→ **EXERCISE INPUTS**:
━━━━━━━━━━
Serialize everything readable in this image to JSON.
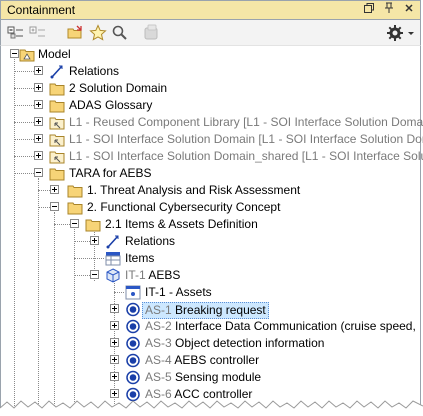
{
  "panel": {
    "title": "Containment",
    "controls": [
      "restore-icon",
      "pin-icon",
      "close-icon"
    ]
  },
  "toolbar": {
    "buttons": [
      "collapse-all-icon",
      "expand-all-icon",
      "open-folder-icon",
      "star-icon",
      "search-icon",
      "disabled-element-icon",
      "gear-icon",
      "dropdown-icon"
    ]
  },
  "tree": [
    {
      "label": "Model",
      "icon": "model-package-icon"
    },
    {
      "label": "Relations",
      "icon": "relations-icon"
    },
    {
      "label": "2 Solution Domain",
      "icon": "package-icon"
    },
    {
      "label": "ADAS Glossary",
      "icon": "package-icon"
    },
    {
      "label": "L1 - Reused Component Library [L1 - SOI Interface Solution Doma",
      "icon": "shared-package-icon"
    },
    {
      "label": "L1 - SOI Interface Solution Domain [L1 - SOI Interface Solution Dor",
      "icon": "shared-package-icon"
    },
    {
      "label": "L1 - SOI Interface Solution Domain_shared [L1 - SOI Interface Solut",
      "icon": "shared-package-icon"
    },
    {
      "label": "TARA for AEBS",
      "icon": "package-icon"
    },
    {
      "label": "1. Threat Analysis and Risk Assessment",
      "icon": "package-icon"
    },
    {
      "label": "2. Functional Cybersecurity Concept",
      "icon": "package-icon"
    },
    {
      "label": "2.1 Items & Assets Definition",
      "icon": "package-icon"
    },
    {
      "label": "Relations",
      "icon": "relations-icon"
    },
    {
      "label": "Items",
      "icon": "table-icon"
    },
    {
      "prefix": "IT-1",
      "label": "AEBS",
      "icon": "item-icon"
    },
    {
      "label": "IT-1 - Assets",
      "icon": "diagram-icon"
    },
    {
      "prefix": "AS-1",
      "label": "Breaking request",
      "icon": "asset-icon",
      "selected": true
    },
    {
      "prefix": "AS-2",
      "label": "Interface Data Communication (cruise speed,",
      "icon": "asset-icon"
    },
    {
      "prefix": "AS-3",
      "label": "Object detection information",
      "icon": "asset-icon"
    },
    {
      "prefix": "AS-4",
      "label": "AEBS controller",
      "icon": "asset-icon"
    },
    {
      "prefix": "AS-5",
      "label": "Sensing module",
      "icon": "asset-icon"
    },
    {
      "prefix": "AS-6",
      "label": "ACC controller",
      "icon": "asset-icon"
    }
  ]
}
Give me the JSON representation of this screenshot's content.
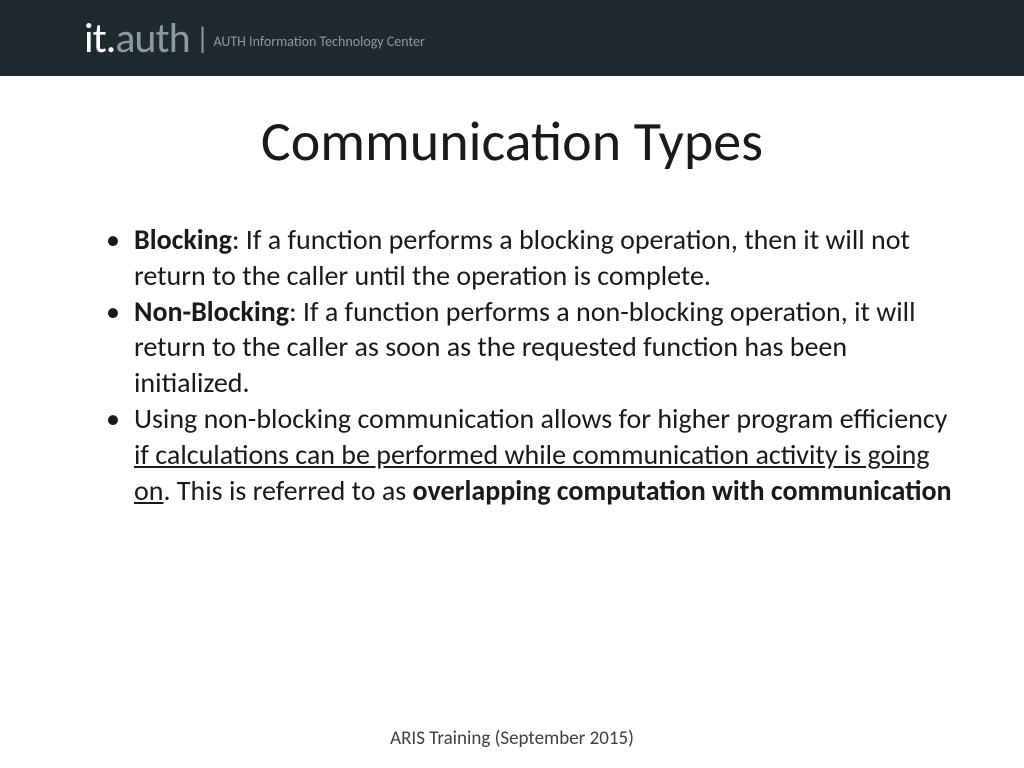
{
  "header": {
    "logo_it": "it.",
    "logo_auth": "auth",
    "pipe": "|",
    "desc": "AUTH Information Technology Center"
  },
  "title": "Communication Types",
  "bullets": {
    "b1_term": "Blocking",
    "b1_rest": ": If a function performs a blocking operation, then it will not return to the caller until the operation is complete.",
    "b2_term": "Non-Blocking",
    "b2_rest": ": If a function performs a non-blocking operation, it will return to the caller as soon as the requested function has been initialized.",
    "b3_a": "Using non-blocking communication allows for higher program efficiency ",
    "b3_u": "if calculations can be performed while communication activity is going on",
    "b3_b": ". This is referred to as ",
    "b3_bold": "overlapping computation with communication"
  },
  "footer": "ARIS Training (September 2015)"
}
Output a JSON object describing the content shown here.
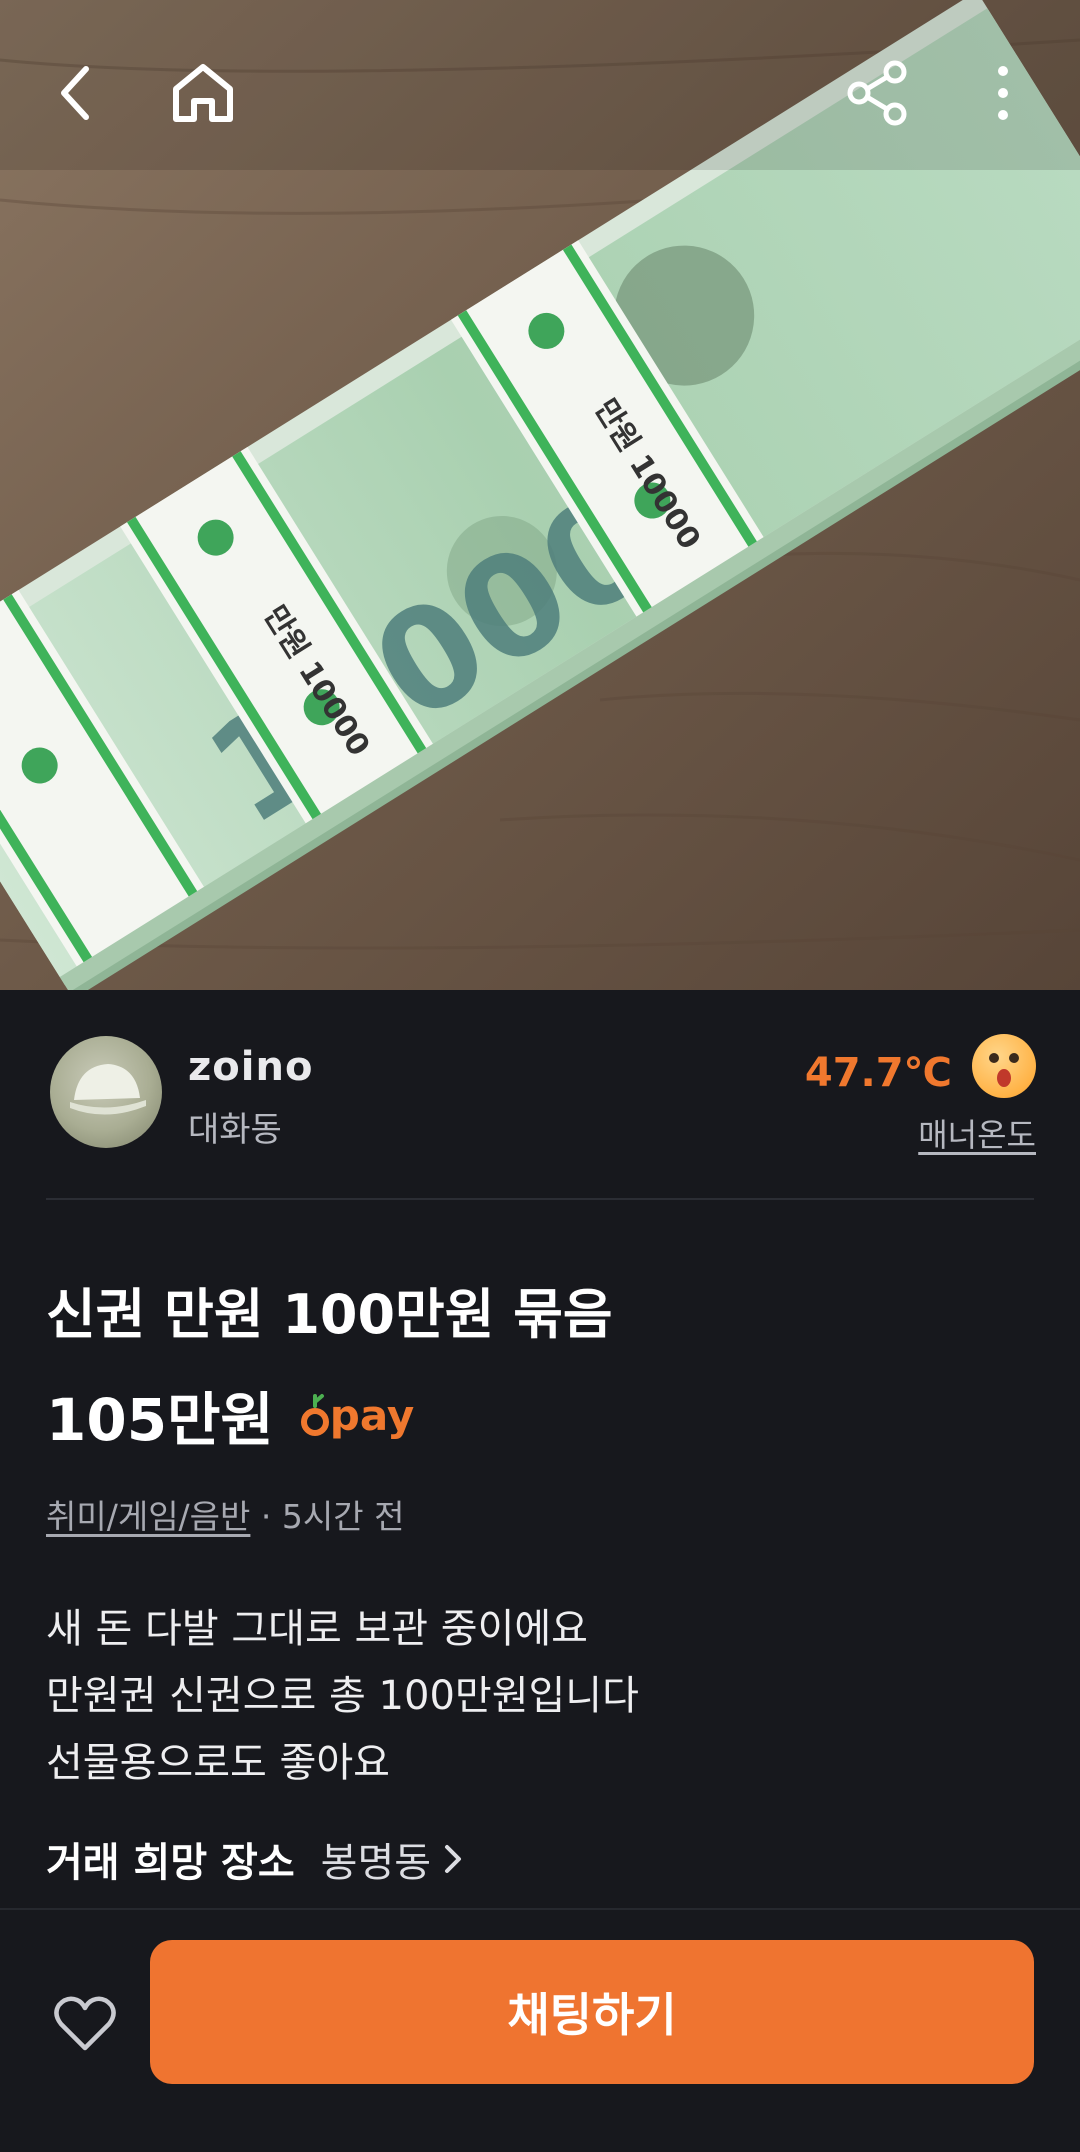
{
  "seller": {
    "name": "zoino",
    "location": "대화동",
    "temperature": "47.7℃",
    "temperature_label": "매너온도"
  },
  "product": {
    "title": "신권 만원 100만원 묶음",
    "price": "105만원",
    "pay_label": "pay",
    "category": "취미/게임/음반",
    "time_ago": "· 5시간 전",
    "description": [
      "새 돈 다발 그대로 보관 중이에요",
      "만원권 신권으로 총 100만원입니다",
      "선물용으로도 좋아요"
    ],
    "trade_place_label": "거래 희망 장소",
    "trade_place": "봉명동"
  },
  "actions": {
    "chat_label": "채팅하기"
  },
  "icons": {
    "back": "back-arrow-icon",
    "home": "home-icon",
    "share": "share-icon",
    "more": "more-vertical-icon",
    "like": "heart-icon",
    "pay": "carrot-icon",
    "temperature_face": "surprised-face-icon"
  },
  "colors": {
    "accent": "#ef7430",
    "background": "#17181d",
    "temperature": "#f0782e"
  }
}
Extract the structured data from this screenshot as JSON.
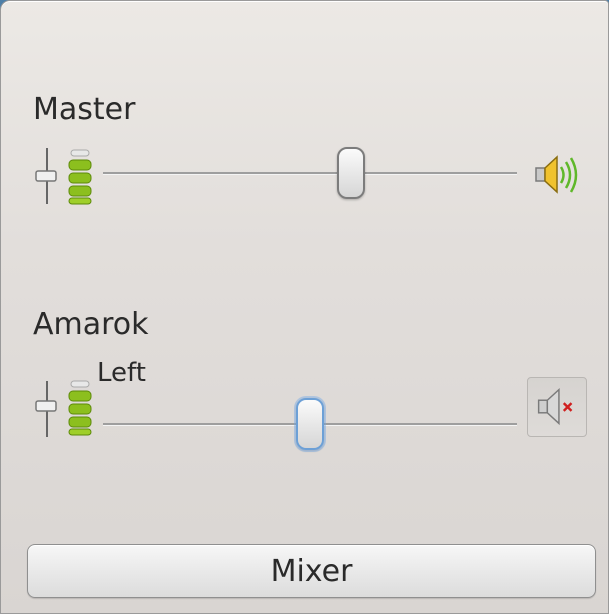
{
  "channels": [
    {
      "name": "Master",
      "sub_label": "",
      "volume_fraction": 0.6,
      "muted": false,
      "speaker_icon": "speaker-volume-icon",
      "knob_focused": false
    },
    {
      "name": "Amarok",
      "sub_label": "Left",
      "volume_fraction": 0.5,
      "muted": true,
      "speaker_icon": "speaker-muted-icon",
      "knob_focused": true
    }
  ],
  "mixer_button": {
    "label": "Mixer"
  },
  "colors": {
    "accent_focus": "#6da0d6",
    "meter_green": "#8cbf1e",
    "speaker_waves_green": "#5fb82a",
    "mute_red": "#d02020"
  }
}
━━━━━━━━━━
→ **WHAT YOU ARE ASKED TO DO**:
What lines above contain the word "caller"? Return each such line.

→ **EXERCISE OUTPUT**:
    "b1_rest": ": If a function performs a blocking operation, then it will not return to the caller until the operation is complete.",
    "b2_rest": ": If a function performs a non-blocking operation, it will return to the caller as soon as the requested function has been initialized.",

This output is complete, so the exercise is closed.